Camellia Bass experienced early complications with the pregnancy of her son, Adrian “Chanze.” She began bleeding at 13 weeks and her obstetrician gave her bed rest orders. She was monitored around the clock in a Montgomery hospital for the next six weeks and later transferred to the University of Alabama at Birmingham (UAB) Women & Infants Center after her water broke at 19 weeks.
“They were trying to prolong my pregnancy as long as they could,” she said. “I gave birth to Chanze at 27 weeks, and he weighed just two pounds and nine ounces.”
Although this was Camellia’s second pregnancy, she had never experienced anything like this with her first child. “It was scary,” Camellia said. “I didn’t know what to expect with a premature baby.”
Chanze had chronic lung disease as well as a hernia, chronic ear infections, gastronomy complications and eye muscle weakness. He remained at UAB in the Neonatal Intensive Care Unit (NICU) until he was transferred to Children’s of Alabama’s NICU for further care. Over the next several months, he had to use a ventilator to help him to breathe.
“He was on and off the ventilator.

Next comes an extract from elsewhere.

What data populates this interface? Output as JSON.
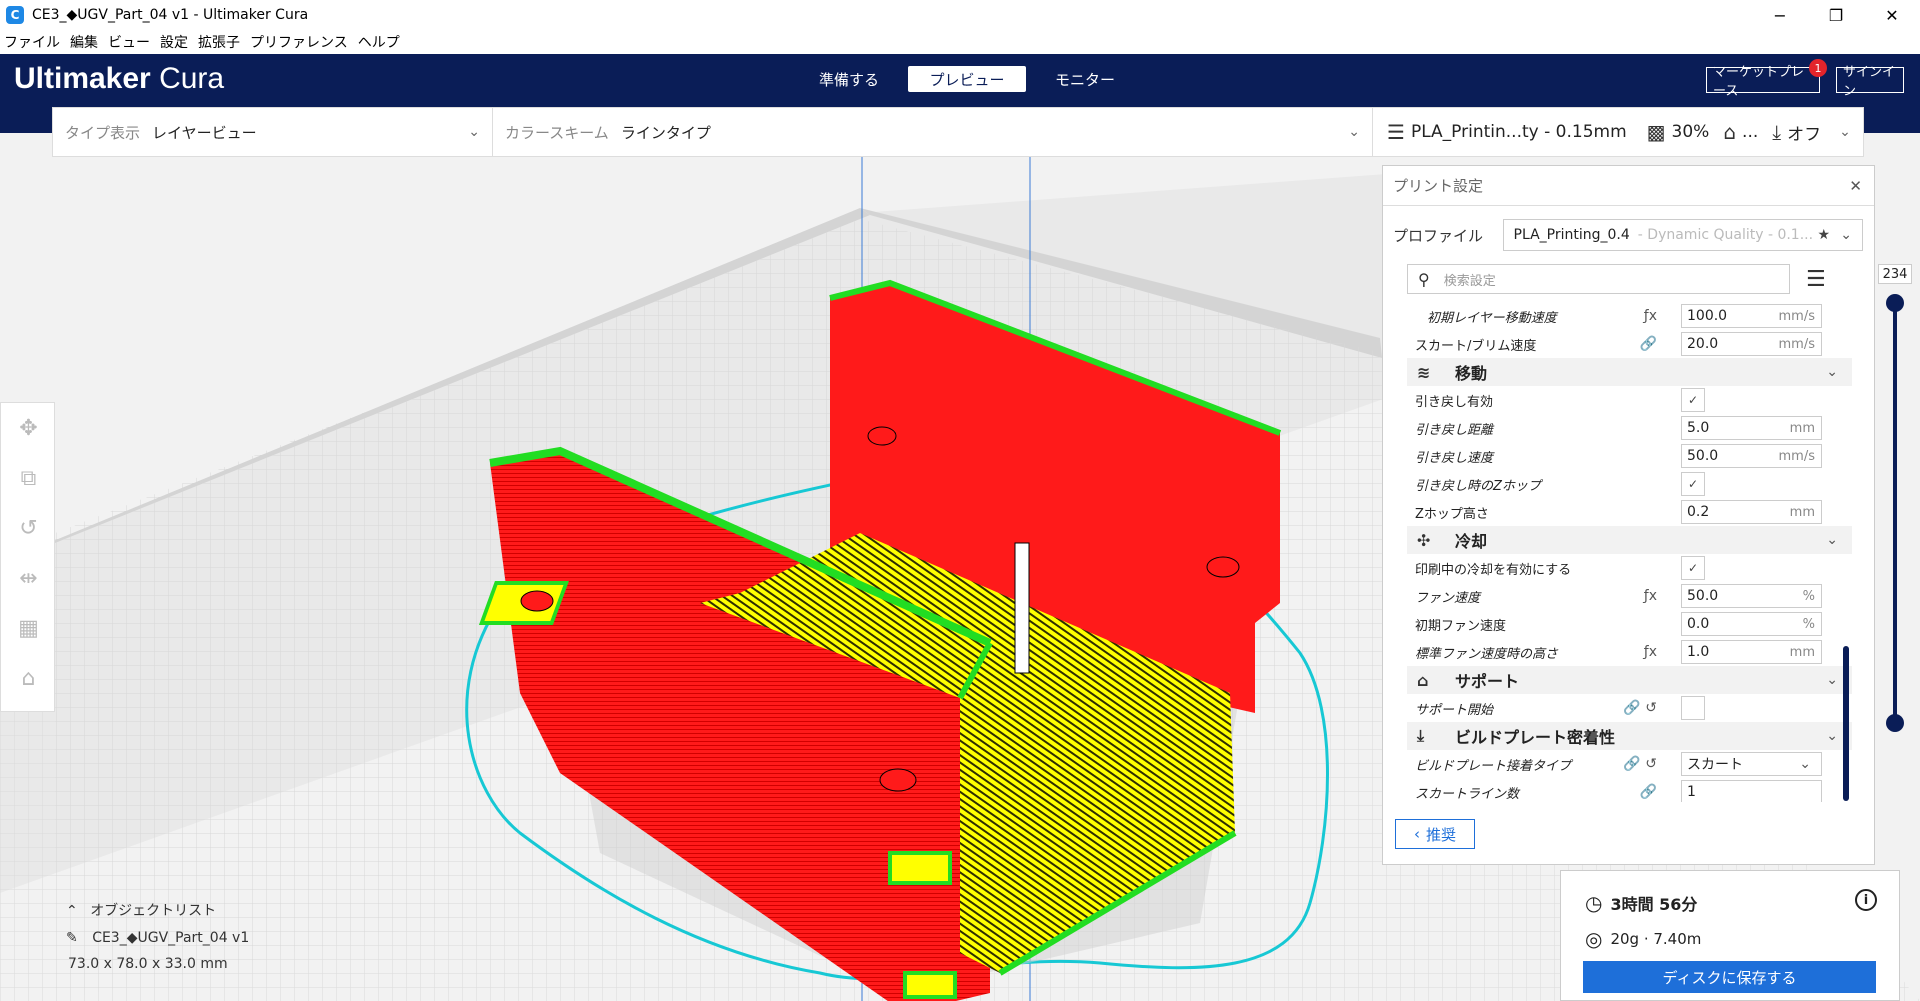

He would be fine and then he would get sick and have to go back on it again,” Camellia said. “After almost a year of this, the doctors recommended he have a tracheostomy so he could breathe on his own.” A tracheotomy is a surgical procedure that provides an air passage in his neck to help him breath on his own.
When Chanze was just shy of his first birthday, doctors performed a tracheostomy – a surgical procedure that creates an air passage in the neck to deliver oxygen to the lungs. At the same time, doctors inserted a feeding tube into Chanze’s abdomen since he was having trouble eating.

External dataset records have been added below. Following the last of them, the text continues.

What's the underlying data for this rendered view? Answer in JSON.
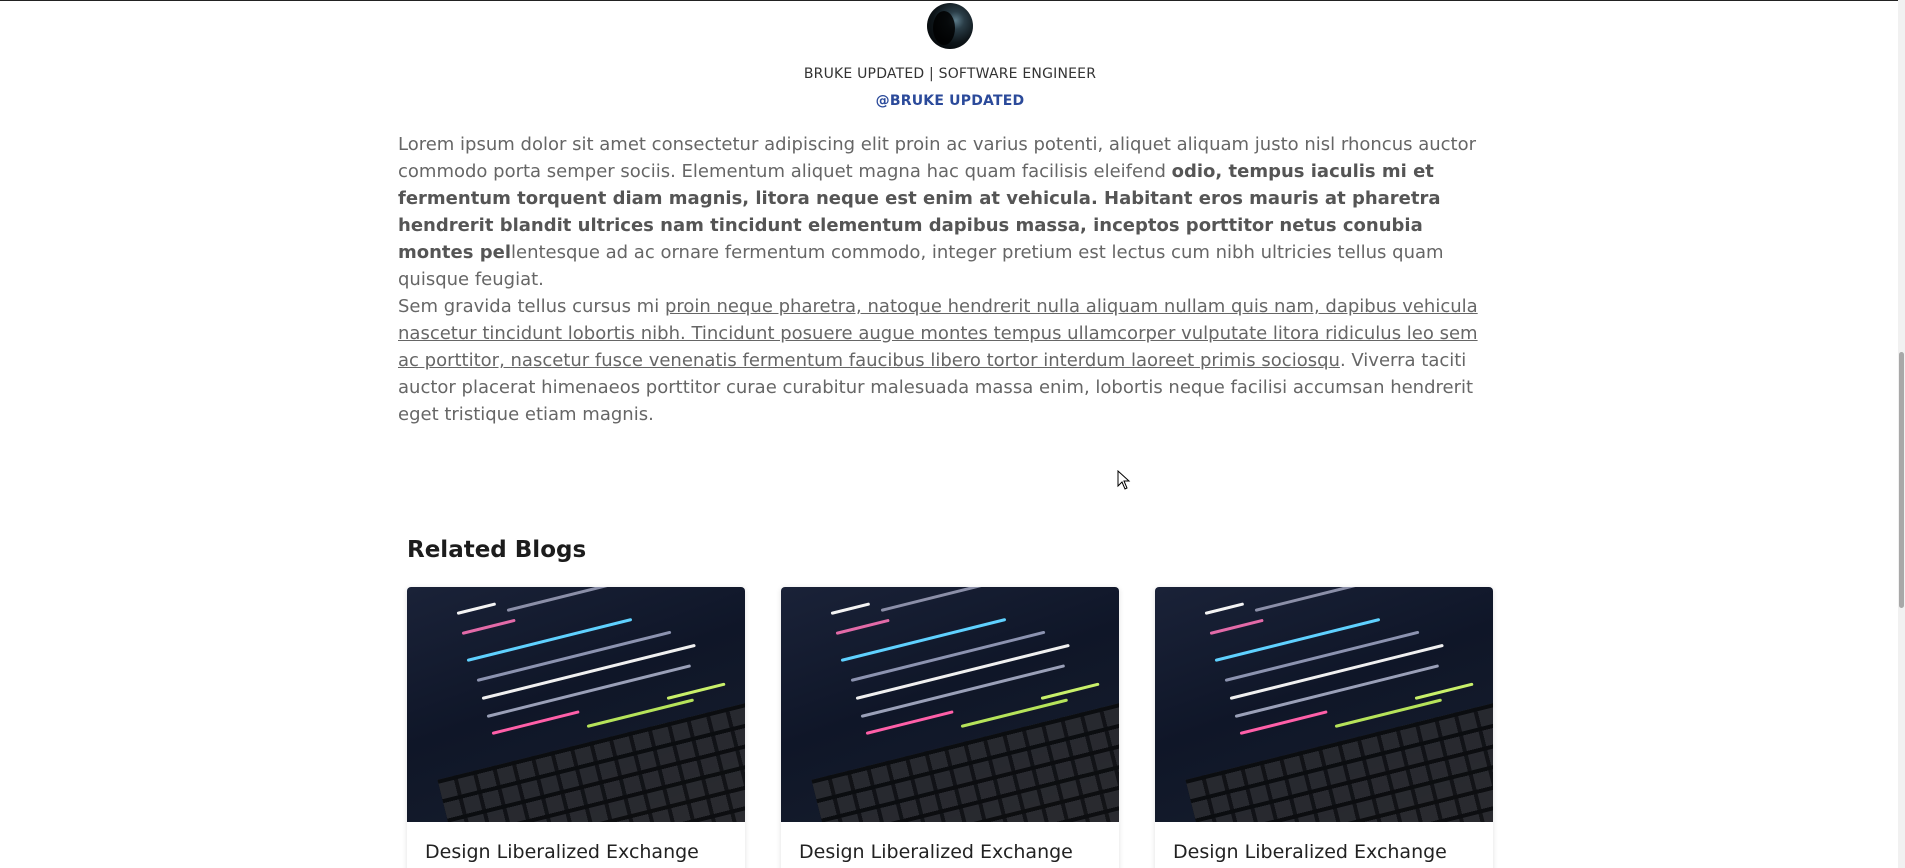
{
  "author": {
    "avatar_icon": "profile-avatar-icon",
    "name_role": "BRUKE UPDATED | SOFTWARE ENGINEER",
    "handle": "@BRUKE UPDATED"
  },
  "article": {
    "p1_plain": "Lorem ipsum dolor sit amet consectetur adipiscing elit proin ac varius potenti, aliquet aliquam justo nisl rhoncus auctor commodo porta semper sociis. Elementum aliquet magna hac quam facilisis eleifend ",
    "p1_bold": "odio, tempus iaculis mi et fermentum torquent diam magnis, litora neque est enim at vehicula. Habitant eros mauris at pharetra hendrerit blandit ultrices nam tincidunt elementum dapibus massa, inceptos porttitor netus conubia montes pel",
    "p1_tail": "lentesque ad ac ornare fermentum commodo, integer pretium est lectus cum nibh ultricies tellus quam quisque feugiat.",
    "p2_lead": "Sem gravida tellus cursus mi ",
    "p2_link": "proin neque pharetra, natoque hendrerit nulla aliquam nullam quis nam, dapibus vehicula nascetur tincidunt lobortis nibh. Tincidunt posuere augue montes tempus ullamcorper vulputate litora ridiculus leo sem ac porttitor, nascetur fusce venenatis fermentum faucibus libero tortor interdum laoreet primis sociosqu",
    "p2_tail": ". Viverra taciti auctor placerat himenaeos porttitor curae curabitur malesuada massa enim, lobortis neque facilisi accumsan hendrerit eget tristique etiam magnis."
  },
  "related": {
    "heading": "Related Blogs",
    "cards": [
      {
        "title": "Design Liberalized Exchange"
      },
      {
        "title": "Design Liberalized Exchange"
      },
      {
        "title": "Design Liberalized Exchange"
      }
    ]
  },
  "colors": {
    "handle": "#2b4a9a",
    "body_text": "#666666",
    "heading": "#1c1c1c"
  }
}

Chanze would remain at Children’s for the first three years of his life. “His dad and I were traveling from Montgomery to Birmingham and back to Montgomery for that period of time,” Camellia said. “It was challenging with work and having another child at home to care for as well, but we came to Birmingham to be with him every chance we could.”
Camellia added, “The nurses were so kind and really take time with the kids and care for them. They were so in love with Chanze! They were such a big help.”
When he was healthy enough to go home for the first time, Chanze weighed 37 pounds. Chanze had to adapt to his new environment and to a different schedule than that of the hospital. Although he still has some developmental challenges, he is a happy little boy. He is learning to pull himself up while holding onto furniture and learning to walk. Camellia plans to enroll Chanze in a special school to start speech therapy.
“He is a busybody and loves to play,” Camellia said. “His sister and brother always play with him and take the time to help him walk, eat and things of that nature. He is also a big fan of Mickey Mouse!”